# Arron Maximum Profit

## Solutions

This problem is an application of Find the Maximum Difference.

Basically, we need to find out the maximum difference between two numbers in the given array $$max(prices[j] - prices[i])$$ with $$i<j$$.

The bruce force approach is quadratic and does not pass all test cases: for each element we linearly find the biggest next value.

As discussed in Find the Maximum Difference, the general solution schema is the following:

 1 2 3 4 5 6 7 8 9  auto currMin = INT_MAX; auto currMax = 0; for (auto i : prices) { currMin = min(currMin, i); currMax = max(i - currMin, currMax); } cout << currMax; 

As long as we iterate the array, currMin keeps track of the smallest element along the way. Every time we update also the global maximum difference by comparing it with the current difference.

## Emerging Patterns

The code above can be decomposed into the following steps:

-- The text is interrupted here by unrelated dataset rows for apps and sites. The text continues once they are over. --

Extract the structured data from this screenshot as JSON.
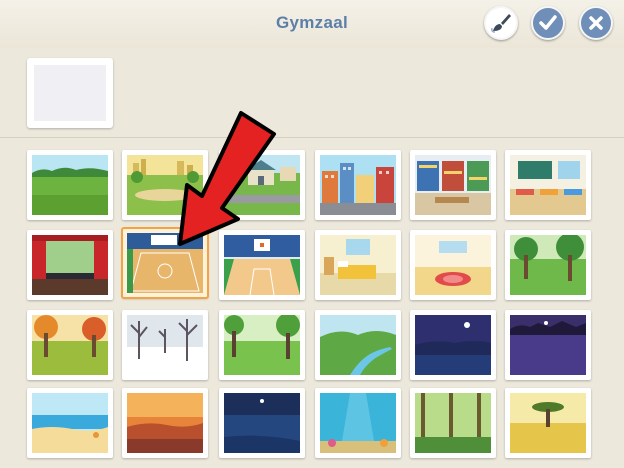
{
  "header": {
    "title": "Gymzaal",
    "buttons": [
      {
        "name": "paint-button",
        "icon": "paintbrush-icon"
      },
      {
        "name": "confirm-button",
        "icon": "check-icon"
      },
      {
        "name": "close-button",
        "icon": "close-icon"
      }
    ]
  },
  "selected_background": {
    "name": "selected-background-preview"
  },
  "backgrounds": [
    "meadow",
    "city-park",
    "suburb-houses",
    "city-street",
    "library",
    "classroom",
    "theater-stage",
    "gym",
    "basketball-court",
    "bedroom",
    "empty-room",
    "forest",
    "autumn-forest",
    "winter-forest",
    "spring-forest",
    "river-valley",
    "night-lake",
    "night-field",
    "beach",
    "desert-sunset",
    "night-ocean",
    "underwater",
    "jungle",
    "savanna"
  ],
  "selected_index": 7,
  "colors": {
    "accent": "#6f8fb8",
    "selected_border": "#f2a445",
    "arrow": "#e52222"
  }
}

1. calculate the array of minimum prices from $$0$$ to $$N-1$$
2. subtract the array of prices from the array of minimum prices
3. find the maximum value of that difference array

For example:

 1  prices: 7,1,5,3,6,4
 1 2 3 4  prices: 7,1,5,3,6,4 mins: 7,1,1,1,1,1 delta: 0,0,4,2,5,3 maxval: ^

Here is a possible implementation in C++:

 1 2 3 4  vector mins(prices.size()); partial_sum(begin(prices), end(prices), begin(mins), [](auto l, auto r) { return min(l,r); }); transform(begin(prices), end(prices), begin(mins), begin(prices), minus<>()); return !prices.empty() ? *max_element(begin(prices), end(prices)) : 0; 

transform | reduce (max_element is an application of reduce) boils down to inner_product (or C++17 transform_reduce):

 1 2 3 4 5 6  vector mins(prices.size()); partial_sum(begin(prices), end(prices), begin(mins), [](auto l, auto r) { return min(l,r); }); cout << inner_product(begin(prices), end(prices), begin(mins), 0, [](auto l, auto r){ return max(l, r); }, minus<>{} ); 

C++20 ranges make everything clearer and more efficient (no extra space and only one pass):

 1 2  auto mins = view::partial_sum(v, [](auto l, auto r){ return std::min(l, r); }); cout << ranges::max(view::zip_with(std::minus<>{}, v, mins)); 

It’s interesting to note that the “dual” solution is valid as well. For example:

 1 2 3 4 5 6  vector maxs(prices.size()); partial_sum(rbegin(prices), rend(prices), rbegin(maxs), [](auto l, auto r) { return max(l,r); }); return inner_product(begin(maxs), end(maxs), begin(prices), 0, [](auto l, auto r){ return max(l, r); }, minus<>{} );